Billy’s dad now chose to overtake Miss Taylor, as nothing in the teacher’s body language suggested she was about to go anywhere but forward. He ran towards the children, the sheer speed alarming Frankie and convincing her that escape was the only option. But as he got closer, she caught the look on his face and felt her shoulders drop with relief. Billy’s dad wasn’t angry at all. He was smiling, and Frankie thought she could detect a wateriness about his eyes. He was just happy to see his son again. As he almost fell against his son’s body, Mr Thompson picked him up in a tight hug and spun around, laughing. “You’re playing on the field! I should have known! You must have been bored out of your tree with your old dad and Sergeant Major Taylor!” Billy’s laughter rang out in appreciation of a shared joke, and Frankie just knew that this name had been used before – several times.

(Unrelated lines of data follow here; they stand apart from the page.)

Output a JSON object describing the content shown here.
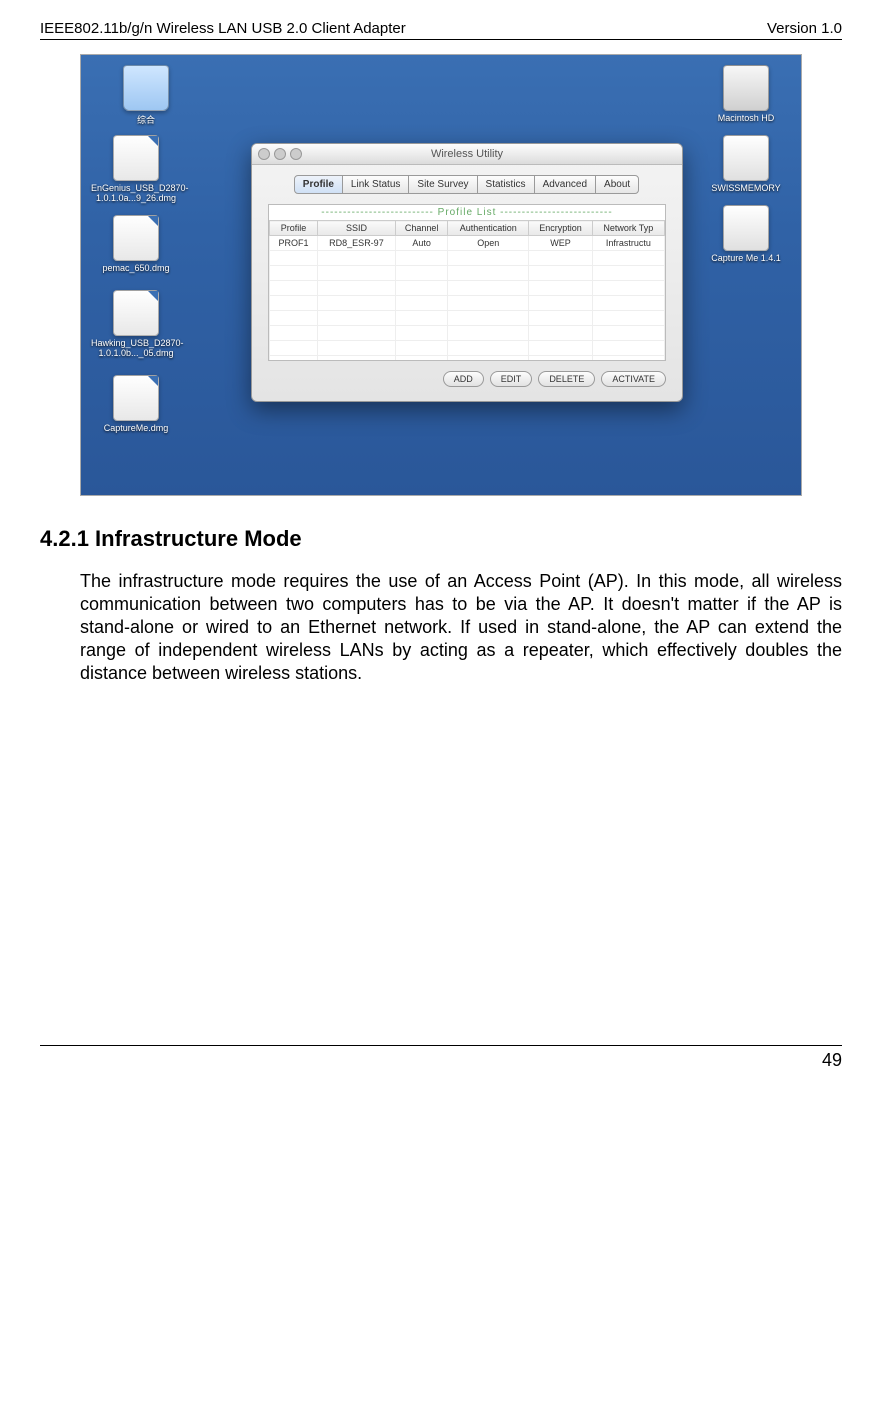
{
  "header": {
    "left": "IEEE802.11b/g/n Wireless LAN USB 2.0 Client Adapter",
    "right": "Version 1.0"
  },
  "desktop_icons": {
    "folder1": "综合",
    "file1": "EnGenius_USB_D2870-1.0.1.0a...9_26.dmg",
    "file2": "pemac_650.dmg",
    "file3": "Hawking_USB_D2870-1.0.1.0b..._05.dmg",
    "file4": "CaptureMe.dmg",
    "drive1": "Macintosh HD",
    "drive2": "SWISSMEMORY",
    "drive3": "Capture Me 1.4.1"
  },
  "window": {
    "title": "Wireless Utility",
    "tabs": [
      "Profile",
      "Link Status",
      "Site Survey",
      "Statistics",
      "Advanced",
      "About"
    ],
    "list_title": "--------------------------  Profile List  --------------------------",
    "columns": [
      "Profile",
      "SSID",
      "Channel",
      "Authentication",
      "Encryption",
      "Network Typ"
    ],
    "row1": {
      "profile": "PROF1",
      "ssid": "RD8_ESR-97",
      "channel": "Auto",
      "auth": "Open",
      "enc": "WEP",
      "net": "Infrastructu"
    },
    "buttons": [
      "ADD",
      "EDIT",
      "DELETE",
      "ACTIVATE"
    ]
  },
  "section": {
    "heading": "4.2.1 Infrastructure Mode",
    "body": "The infrastructure mode requires the use of an Access Point (AP). In this mode, all wireless communication between two computers has to be via the AP. It doesn't matter if the AP is stand-alone or wired to an Ethernet network. If used in stand-alone, the AP can extend the range of independent wireless LANs by acting as a repeater, which effectively doubles the distance between wireless stations."
  },
  "footer": {
    "page": "49"
  }
}
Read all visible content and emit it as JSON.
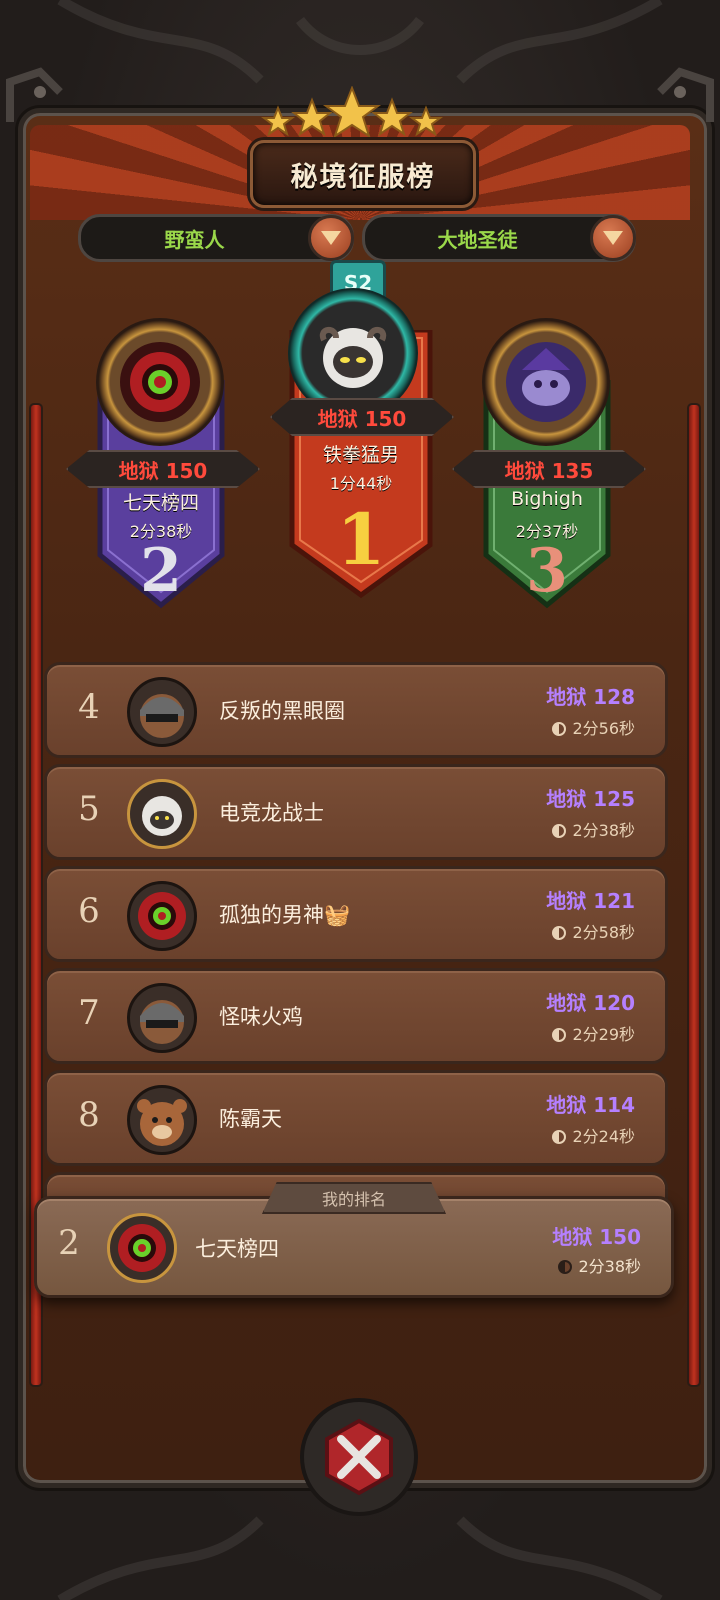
{
  "header": {
    "title": "秘境征服榜"
  },
  "filters": {
    "class_label": "野蛮人",
    "spec_label": "大地圣徒"
  },
  "season_badge": "S2",
  "podium": [
    {
      "rank": "1",
      "level": "地狱 150",
      "name": "铁拳猛男",
      "time": "1分44秒",
      "color": "#c43a1e"
    },
    {
      "rank": "2",
      "level": "地狱 150",
      "name": "七天榜四",
      "time": "2分38秒",
      "color": "#5a3f9e"
    },
    {
      "rank": "3",
      "level": "地狱 135",
      "name": "Bighigh",
      "time": "2分37秒",
      "color": "#3a7a3a"
    }
  ],
  "list": [
    {
      "rank": "4",
      "name": "反叛的黑眼圈",
      "level": "地狱 128",
      "time": "2分56秒"
    },
    {
      "rank": "5",
      "name": "电竞龙战士",
      "level": "地狱 125",
      "time": "2分38秒"
    },
    {
      "rank": "6",
      "name": "孤独的男神🧺",
      "level": "地狱 121",
      "time": "2分58秒"
    },
    {
      "rank": "7",
      "name": "怪味火鸡",
      "level": "地狱 120",
      "time": "2分29秒"
    },
    {
      "rank": "8",
      "name": "陈霸天",
      "level": "地狱 114",
      "time": "2分24秒"
    }
  ],
  "my_rank": {
    "label": "我的排名",
    "rank": "2",
    "name": "七天榜四",
    "level": "地狱 150",
    "time": "2分38秒"
  }
}
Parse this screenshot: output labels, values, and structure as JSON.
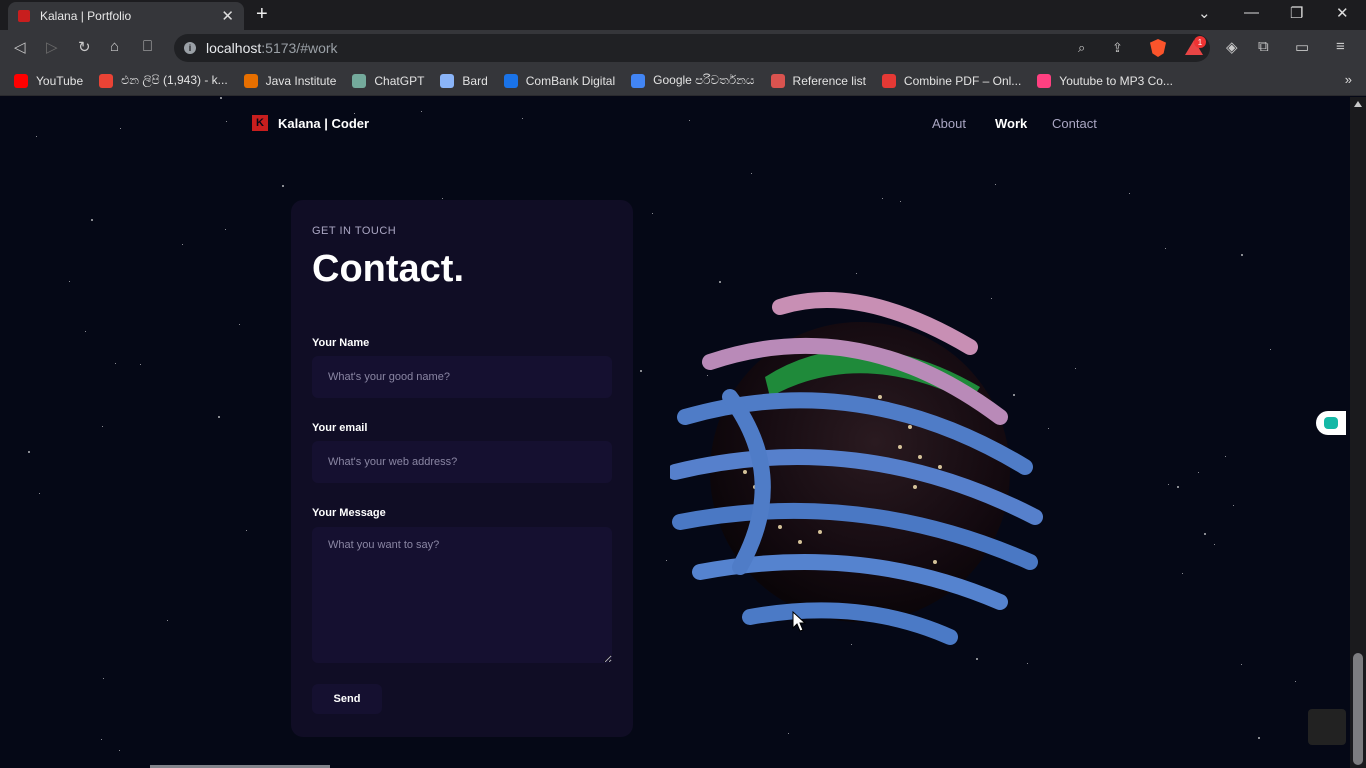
{
  "browser": {
    "tab_title": "Kalana | Portfolio",
    "tab_close": "✕",
    "new_tab": "+",
    "url_host": "localhost",
    "url_rest": ":5173/#work",
    "bookmarks": [
      {
        "label": "YouTube",
        "icon": "youtube-icon",
        "color": "#ff0000"
      },
      {
        "label": "එන ලිපි (1,943) - k...",
        "icon": "gmail-icon",
        "color": "#ea4335"
      },
      {
        "label": "Java Institute",
        "icon": "java-icon",
        "color": "#e76f00"
      },
      {
        "label": "ChatGPT",
        "icon": "chatgpt-icon",
        "color": "#74aa9c"
      },
      {
        "label": "Bard",
        "icon": "bard-icon",
        "color": "#8ab4f8"
      },
      {
        "label": "ComBank Digital",
        "icon": "combank-icon",
        "color": "#1a73e8"
      },
      {
        "label": "Google පරිවර්තනය",
        "icon": "translate-icon",
        "color": "#4285f4"
      },
      {
        "label": "Reference list",
        "icon": "reference-icon",
        "color": "#d9534f"
      },
      {
        "label": "Combine PDF – Onl...",
        "icon": "pdf-icon",
        "color": "#e53935"
      },
      {
        "label": "Youtube to MP3 Co...",
        "icon": "mp3-icon",
        "color": "#ff4081"
      }
    ],
    "bookmarks_more": "»",
    "reward_count": "1"
  },
  "site": {
    "logo_letter": "K",
    "logo_text": "Kalana | Coder",
    "nav": [
      {
        "label": "About",
        "active": false
      },
      {
        "label": "Work",
        "active": true
      },
      {
        "label": "Contact",
        "active": false
      }
    ]
  },
  "contact": {
    "subtitle": "GET IN TOUCH",
    "heading": "Contact.",
    "name_label": "Your Name",
    "name_placeholder": "What's your good name?",
    "email_label": "Your email",
    "email_placeholder": "What's your web address?",
    "message_label": "Your Message",
    "message_placeholder": "What you want to say?",
    "send_label": "Send"
  },
  "colors": {
    "background": "#050816",
    "card": "#100d25",
    "input": "#151030",
    "secondary_text": "#aaa6c3",
    "brand": "#c81e1e"
  }
}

Frankie found herself smiling and happy once again, and looked to Spike to share the moment. She found him at her feet, spinning in a tail- chasing expression of his own joy – the little dog really did enjoy happy endings. Looking back to the family reunion, she wanted to clap her approval, but as she prepared to do just that, another thought crept into her head. Something wasn’t quite right and she couldn’t for the life of her think what it was.
And then it dawned on her. Billy’s dad still couldn’t see her – his eyes were on Billy the whole time, and absolutely no questions were being asked about the new girl and the strange dog. By now, Mr Thompson had set his son back on the ground and Billy was telling him how daft he had been to worry, that he wouldn’t have done anything silly and that, yes, he was ready to set off home. That was all fine, Frankie thought, we were invisible before so why should that have changed?
But what bothered her was that Billy himself seemed unaware that she and Spike were still there. When both father and son set off together, back towards the school building, Billy didn’t glance back. Instead, he continued to share some private joke with his dad, who ruffled his hair and carried on laughing as Billy pretended to fight with him, his feet dancing and his small fists raised.
“Spike, I don’t think Billy can see us any more, can he?”